by Rachel Playforth
"First they ignore you, then they laugh at you, then they fight you, then you win."
I’ve heard this Gandhi quote applied to open access advocacy before, and the Open Access Futures conference I attended yesterday was an interesting indicator of where we are in that process.
Is it a good sign that the open access community feels able to argue endlessly about ‘Green’ or ‘Gold’ and the fine detail of Creative Commons licenses? Have we won the war and all that remains is to quibble over the spoils? Or have the commercial journal publishers turned out to be the real winners, yet again, while we fight each other over the correct pronunciation/transcription of ‘CC By’?
By making themselves major players in the open access market and (to be fair, often constructively) engaging in the debate, publishers have cleverly deflected attention from the unpalatable fact which accelerated the OA issue into public consciousness in the first place: their grossly inflated profit margins (close to 40% in some cases) and the resulting ‘serials crisis’ that threatened the ability of libraries to perform their core function of providing information.
These profit margins have not decreased, as far as I can tell, but we seem to have tacitly agreed to stop mentioning them while publishers convince us that they care about open access.
In fact, so powerful is the publishing lobby that a huge part of the open access discussion now centres around protecting these very profits (embargo periods, a free APC market, etc). Should we accept this and work to find pragmatic solutions in what we’re told is a ‘transition’ period – or is it really just a transition from one source of income for publishers to another? Has the radical potential of open access been squandered? What would real disruptive change look like?
The conference did offer some hope that change on a grander scale is happening, mainly through the passion and energy of young academics who take the DIY approach - with a sensibility borrowed from hacker culture and open source technology. They are creating new platforms for scholarship that don’t just fill a gap for researchers priced out of the commercial OA market, but take disciplines in new directions and question the whole process of academic publishing. See eLife, Alluvium, the Open Library of Humanities.
|Is grey literature the next frontier for Open Access?|
Image is CC0 licensed
Other areas are also opening up outside academic institutions, with charities, independent institutes,government agencies and NGOs not only benefiting from open access content, but creating their own. In most cases there is nothing to stop these organisations from making their publications freely available, and indeed many have been doing so through websites and self-publishing for years, but by adopting the norms and principles of open access we can share our content so much more effectively. Free from the stranglehold of commercial publishers, I believe that grey literature of all kinds is the next big unexplored area for open access.
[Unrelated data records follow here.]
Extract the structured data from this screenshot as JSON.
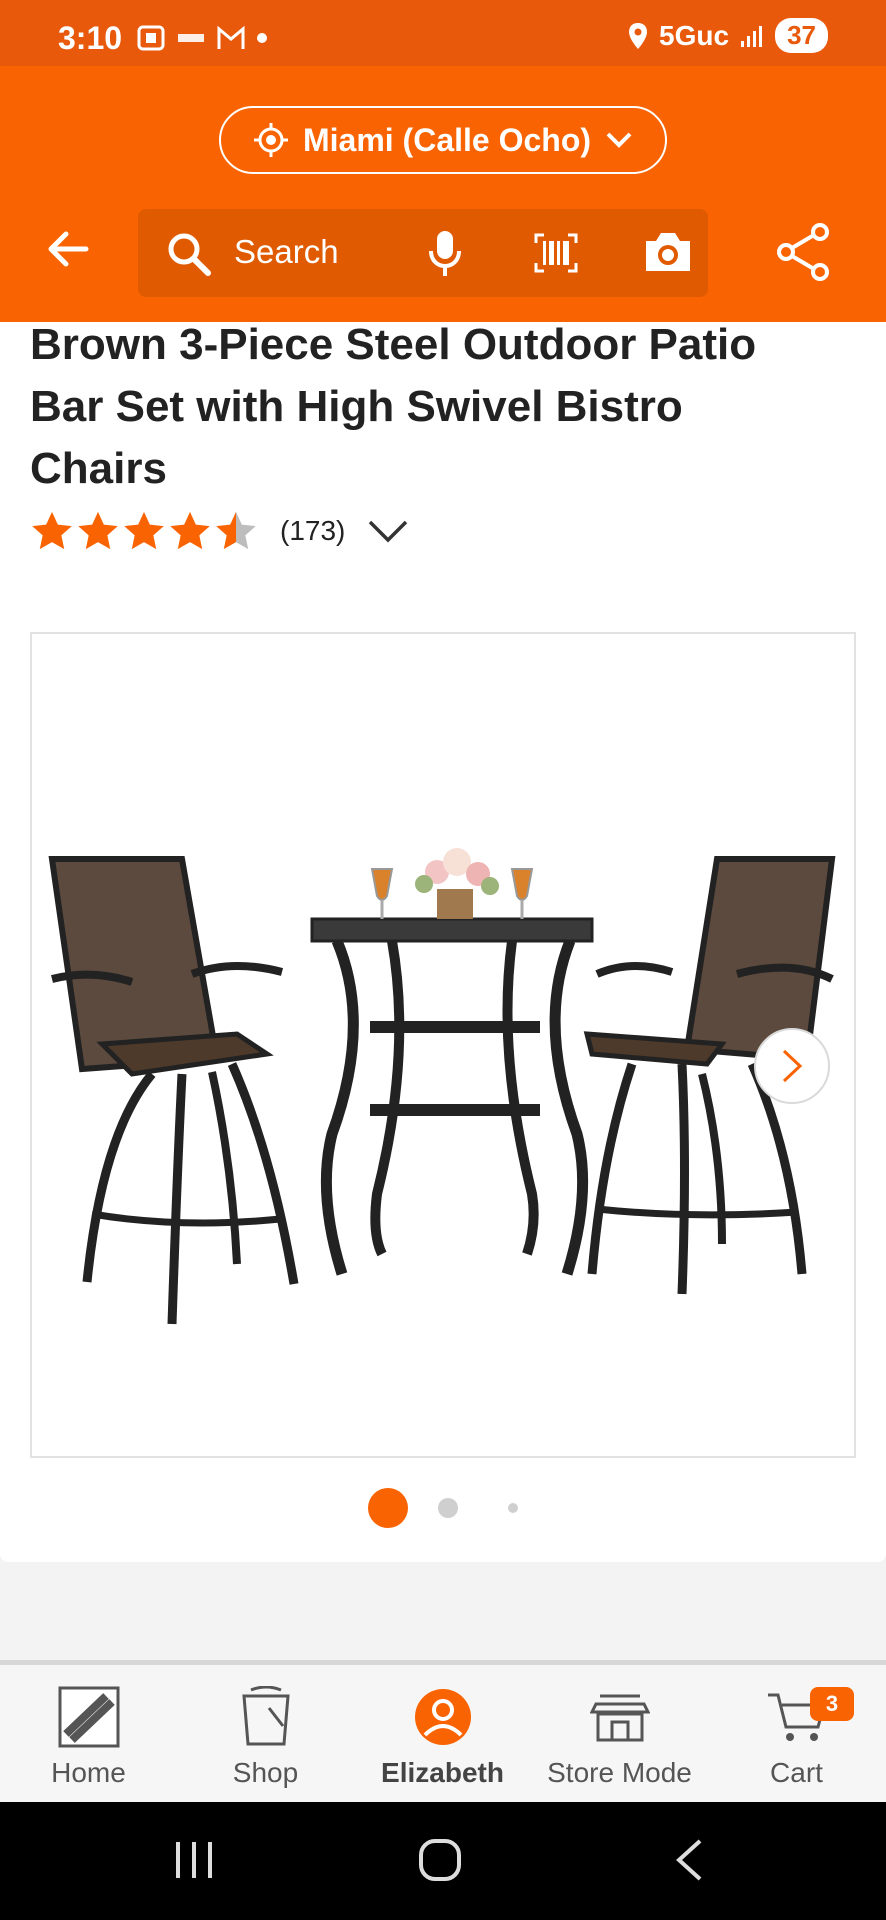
{
  "status_bar": {
    "time": "3:10",
    "network": "5Guc",
    "battery": "37"
  },
  "header": {
    "location": "Miami (Calle Ocho)",
    "search_placeholder": "Search"
  },
  "product": {
    "title": "Brown 3-Piece Steel Outdoor Patio Bar Set with High Swivel Bistro Chairs",
    "rating": 4.5,
    "review_count": "(173)"
  },
  "carousel": {
    "total_dots": 3,
    "active_index": 0
  },
  "bottom_nav": {
    "items": [
      {
        "label": "Home"
      },
      {
        "label": "Shop"
      },
      {
        "label": "Elizabeth"
      },
      {
        "label": "Store Mode"
      },
      {
        "label": "Cart"
      }
    ],
    "cart_count": "3"
  },
  "colors": {
    "brand": "#f96302",
    "status_bar": "#e8590c"
  }
}
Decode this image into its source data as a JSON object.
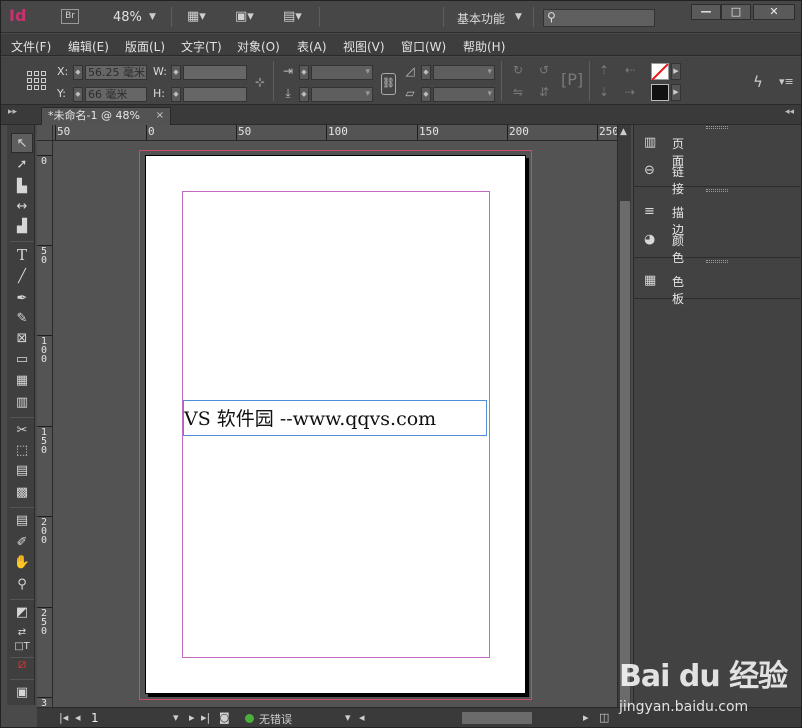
{
  "titlebar": {
    "logo": "Id",
    "bridge": "Br",
    "zoom": "48%",
    "workspace": "基本功能",
    "search_placeholder": "",
    "minimize": "—",
    "maximize": "□",
    "close": "✕"
  },
  "menu": [
    "文件(F)",
    "编辑(E)",
    "版面(L)",
    "文字(T)",
    "对象(O)",
    "表(A)",
    "视图(V)",
    "窗口(W)",
    "帮助(H)"
  ],
  "control": {
    "x_label": "X:",
    "x_value": "56.25 毫米",
    "y_label": "Y:",
    "y_value": "66 毫米",
    "w_label": "W:",
    "h_label": "H:"
  },
  "document_tab": {
    "title": "*未命名-1 @ 48%",
    "close": "×"
  },
  "ruler_h": [
    "50",
    "0",
    "50",
    "100",
    "150",
    "200",
    "250"
  ],
  "ruler_v": [
    [
      "0"
    ],
    [
      "5",
      "0"
    ],
    [
      "1",
      "0",
      "0"
    ],
    [
      "1",
      "5",
      "0"
    ],
    [
      "2",
      "0",
      "0"
    ],
    [
      "2",
      "5",
      "0"
    ],
    [
      "3"
    ]
  ],
  "page_text": "VS 软件园 --www.qqvs.com",
  "panels": [
    {
      "icon": "pages-icon",
      "glyph": "▥",
      "label": "页面"
    },
    {
      "icon": "links-icon",
      "glyph": "⊖",
      "label": "链接"
    },
    {
      "icon": "stroke-icon",
      "glyph": "≡",
      "label": "描边"
    },
    {
      "icon": "color-icon",
      "glyph": "◕",
      "label": "颜色"
    },
    {
      "icon": "swatches-icon",
      "glyph": "▦",
      "label": "色板"
    }
  ],
  "status": {
    "page": "1",
    "preflight": "无错误"
  },
  "watermark": {
    "main": "Bai du 经验",
    "sub": "jingyan.baidu.com"
  }
}
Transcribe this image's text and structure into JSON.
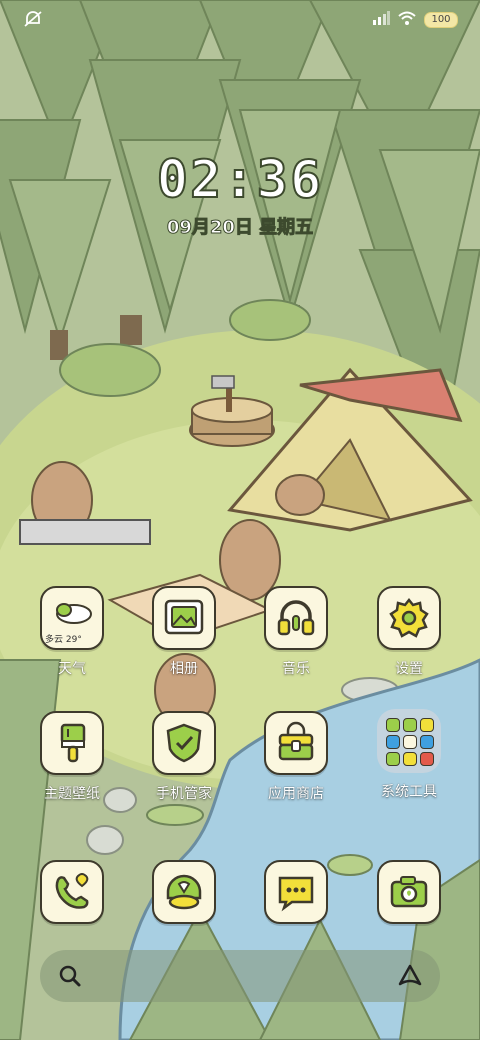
{
  "status": {
    "battery": "100"
  },
  "clock": {
    "time": "02:36",
    "date": "09月20日 星期五"
  },
  "apps": [
    {
      "id": "weather",
      "label": "天气",
      "temp": "多云 29°"
    },
    {
      "id": "gallery",
      "label": "相册"
    },
    {
      "id": "music",
      "label": "音乐"
    },
    {
      "id": "settings",
      "label": "设置"
    },
    {
      "id": "themes",
      "label": "主题壁纸"
    },
    {
      "id": "security",
      "label": "手机管家"
    },
    {
      "id": "appstore",
      "label": "应用商店"
    },
    {
      "id": "tools",
      "label": "系统工具"
    }
  ],
  "dock_apps": [
    {
      "id": "phone"
    },
    {
      "id": "browser"
    },
    {
      "id": "messages"
    },
    {
      "id": "camera"
    }
  ],
  "colors": {
    "icon_bg": "#fbf7df",
    "icon_outline": "#3e3a2c",
    "accent_green": "#9ccf4a",
    "accent_yellow": "#f2df3a"
  },
  "icons": {
    "status_left": "silent-mode-icon",
    "signal": "signal-bars-icon",
    "wifi": "wifi-icon",
    "search": "search-icon",
    "assistant": "assistant-icon"
  }
}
A recent Thesis Whisperer blog post explored the frustrations of a researcher on the distance we still have to go, but by developing our institutional repository and working with international partners on exposing their own grey literature through open access, IDS is heading in the right direction.
Other blogs by Rachel on Impact and Learning: